One more thing to note: If your group is watching material with a lot of movement (sports or action films), viewers sitting at an angle might start to feel queasy. They can mitigate the effect by moving farther away from the TV--the larger the angle, the farther away the viewer should be. Remember this when you set up seats for your Super Bowl party.
Grab Some Glasses

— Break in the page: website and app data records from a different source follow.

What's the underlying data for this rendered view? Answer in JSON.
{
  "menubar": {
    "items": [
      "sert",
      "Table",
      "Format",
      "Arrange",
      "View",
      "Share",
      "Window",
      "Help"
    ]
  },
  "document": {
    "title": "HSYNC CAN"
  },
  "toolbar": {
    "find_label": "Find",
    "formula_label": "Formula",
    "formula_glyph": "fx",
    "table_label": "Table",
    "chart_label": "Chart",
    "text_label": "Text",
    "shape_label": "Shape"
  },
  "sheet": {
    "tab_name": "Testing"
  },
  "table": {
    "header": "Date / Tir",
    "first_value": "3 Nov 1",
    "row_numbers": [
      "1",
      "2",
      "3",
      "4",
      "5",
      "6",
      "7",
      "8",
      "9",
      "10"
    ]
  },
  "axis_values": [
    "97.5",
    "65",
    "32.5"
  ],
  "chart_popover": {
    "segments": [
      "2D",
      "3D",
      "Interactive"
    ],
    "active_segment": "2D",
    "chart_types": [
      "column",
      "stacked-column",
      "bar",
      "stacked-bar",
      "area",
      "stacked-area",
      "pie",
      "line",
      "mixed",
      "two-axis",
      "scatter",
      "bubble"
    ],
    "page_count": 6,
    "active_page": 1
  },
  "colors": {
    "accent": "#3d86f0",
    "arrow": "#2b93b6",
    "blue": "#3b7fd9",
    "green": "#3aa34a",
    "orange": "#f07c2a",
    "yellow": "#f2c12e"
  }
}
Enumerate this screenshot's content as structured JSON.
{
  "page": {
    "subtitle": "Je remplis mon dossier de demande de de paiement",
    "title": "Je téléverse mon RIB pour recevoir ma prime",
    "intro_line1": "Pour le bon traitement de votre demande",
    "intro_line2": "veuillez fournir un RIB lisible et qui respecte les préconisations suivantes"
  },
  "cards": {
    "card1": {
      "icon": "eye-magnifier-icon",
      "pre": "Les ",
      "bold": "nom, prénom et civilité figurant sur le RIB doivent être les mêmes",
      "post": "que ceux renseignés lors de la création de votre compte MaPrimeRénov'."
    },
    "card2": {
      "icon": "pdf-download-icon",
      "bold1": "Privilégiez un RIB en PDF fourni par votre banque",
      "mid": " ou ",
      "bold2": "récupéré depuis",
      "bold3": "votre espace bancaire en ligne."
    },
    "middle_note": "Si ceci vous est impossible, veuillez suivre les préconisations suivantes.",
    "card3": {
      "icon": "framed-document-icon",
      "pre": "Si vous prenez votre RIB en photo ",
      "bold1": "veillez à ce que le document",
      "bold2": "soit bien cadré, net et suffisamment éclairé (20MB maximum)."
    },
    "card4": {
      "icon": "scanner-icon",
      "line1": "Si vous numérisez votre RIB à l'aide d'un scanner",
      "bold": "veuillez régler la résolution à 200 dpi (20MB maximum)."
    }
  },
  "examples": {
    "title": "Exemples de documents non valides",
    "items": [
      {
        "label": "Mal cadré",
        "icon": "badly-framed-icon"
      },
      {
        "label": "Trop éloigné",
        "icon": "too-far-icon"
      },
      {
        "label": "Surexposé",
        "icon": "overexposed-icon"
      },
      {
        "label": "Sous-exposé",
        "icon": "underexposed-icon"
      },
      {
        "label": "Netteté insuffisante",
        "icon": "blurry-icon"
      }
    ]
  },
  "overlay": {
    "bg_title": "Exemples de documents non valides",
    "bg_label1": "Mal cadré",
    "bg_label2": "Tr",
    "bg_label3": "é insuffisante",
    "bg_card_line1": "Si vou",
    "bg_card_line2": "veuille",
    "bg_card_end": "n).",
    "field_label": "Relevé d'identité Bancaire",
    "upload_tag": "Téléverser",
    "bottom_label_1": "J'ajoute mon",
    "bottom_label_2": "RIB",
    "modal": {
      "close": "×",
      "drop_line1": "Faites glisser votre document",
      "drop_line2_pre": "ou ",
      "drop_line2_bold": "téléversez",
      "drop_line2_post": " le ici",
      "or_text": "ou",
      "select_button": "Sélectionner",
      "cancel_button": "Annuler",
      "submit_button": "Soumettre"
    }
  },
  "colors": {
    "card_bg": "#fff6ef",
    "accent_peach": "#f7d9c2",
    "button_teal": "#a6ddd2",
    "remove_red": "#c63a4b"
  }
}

To watch 3D TV programming, you'll need a pair of active-shutter 3D glasses. They're called shutter glasses because they "shutter" in sync to the refresh rate of the TV screen. In other words, each lens alternately darkens over each eye very quickly. While that is happening, the 3D TV displays different perspectives for each eye at the same rate. So the left eye sees one perspective while the right eye's lens is dark, and then the right eye sees another perspective while the left eye's lens is dark.

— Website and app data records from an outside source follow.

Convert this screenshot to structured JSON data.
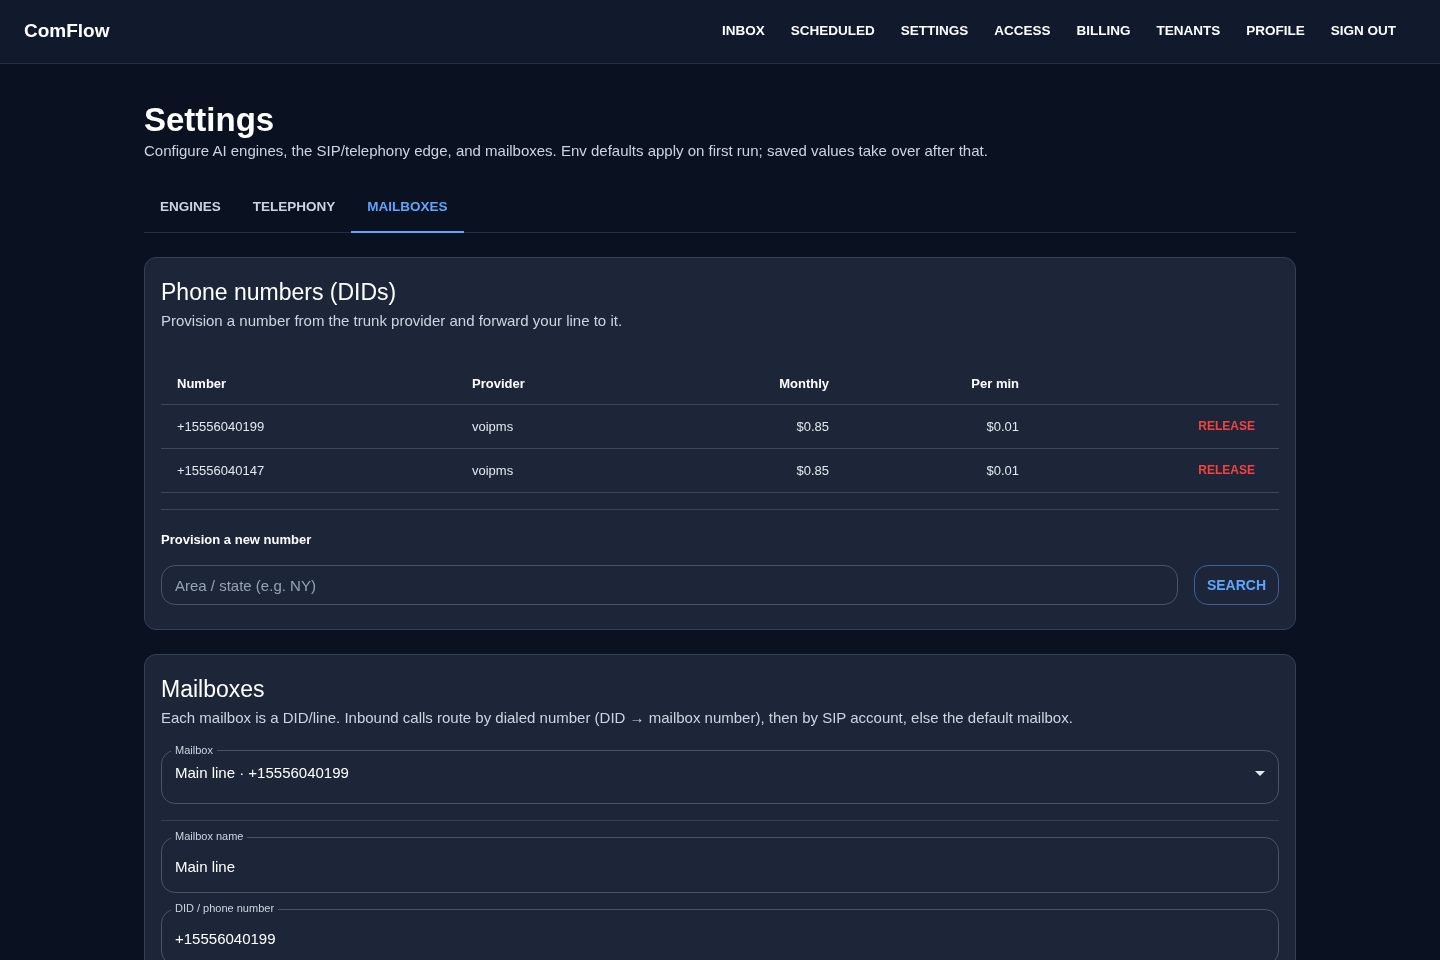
{
  "app": {
    "brand": "ComFlow",
    "nav": [
      "INBOX",
      "SCHEDULED",
      "SETTINGS",
      "ACCESS",
      "BILLING",
      "TENANTS",
      "PROFILE",
      "SIGN OUT"
    ]
  },
  "page": {
    "title": "Settings",
    "subtitle": "Configure AI engines, the SIP/telephony edge, and mailboxes. Env defaults apply on first run; saved values take over after that."
  },
  "tabs": [
    {
      "label": "ENGINES",
      "selected": false
    },
    {
      "label": "TELEPHONY",
      "selected": false
    },
    {
      "label": "MAILBOXES",
      "selected": true
    }
  ],
  "dids": {
    "title": "Phone numbers (DIDs)",
    "subtitle": "Provision a number from the trunk provider and forward your line to it.",
    "columns": [
      "Number",
      "Provider",
      "Monthly",
      "Per min"
    ],
    "rows": [
      {
        "number": "+15556040199",
        "provider": "voipms",
        "monthly": "$0.85",
        "per_min": "$0.01",
        "action": "RELEASE"
      },
      {
        "number": "+15556040147",
        "provider": "voipms",
        "monthly": "$0.85",
        "per_min": "$0.01",
        "action": "RELEASE"
      }
    ],
    "provision_label": "Provision a new number",
    "search_placeholder": "Area / state (e.g. NY)",
    "search_button": "SEARCH"
  },
  "mailboxes": {
    "title": "Mailboxes",
    "subtitle": "Each mailbox is a DID/line. Inbound calls route by dialed number (DID → mailbox number), then by SIP account, else the default mailbox.",
    "select": {
      "label": "Mailbox",
      "value": "Main line · +15556040199"
    },
    "fields": [
      {
        "label": "Mailbox name",
        "value": "Main line"
      },
      {
        "label": "DID / phone number",
        "value": "+15556040199"
      }
    ]
  }
}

Now that you know what you're buying, you can see why the glasses are not exactly cheap. Most pairs cost around $150 (LG's glasses are the cheapest, at $130). If you have children (or if you have a small face), you can purchase special kid-size glasses; some are a bit more expensive, but they come in fun colors. If you're a prescription-glasses wearer, you can get some contacts or suck it up--there are no special shutter glasses for you, though Panasonic's glasses (which feature a different design) are slightly more comfortable.

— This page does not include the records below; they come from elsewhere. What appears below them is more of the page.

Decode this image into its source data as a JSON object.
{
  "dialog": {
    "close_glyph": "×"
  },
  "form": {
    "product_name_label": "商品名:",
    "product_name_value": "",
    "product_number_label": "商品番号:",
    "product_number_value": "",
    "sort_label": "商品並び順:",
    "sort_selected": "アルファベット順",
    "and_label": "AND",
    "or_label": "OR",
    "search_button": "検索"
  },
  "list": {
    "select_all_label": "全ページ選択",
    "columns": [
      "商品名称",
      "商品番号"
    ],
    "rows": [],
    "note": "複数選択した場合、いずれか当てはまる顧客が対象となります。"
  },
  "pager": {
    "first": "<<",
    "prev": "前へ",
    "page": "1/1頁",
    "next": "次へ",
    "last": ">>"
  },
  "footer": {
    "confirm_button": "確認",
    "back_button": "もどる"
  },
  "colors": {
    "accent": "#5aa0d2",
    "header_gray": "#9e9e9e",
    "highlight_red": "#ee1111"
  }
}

Most kinds of shutter glasses are tied to TVs--Samsung glasses work with Samsung TVs, Sony glasses work with Sony TVs, and so on. That is, of course, unfortunate, because it means that if you own a Samsung 3D TV and your friend owns a Panasonic 3D TV, your friend can't just bring his glasses over to watch 3D TV at your house--you need to have a Samsung pair handy for him.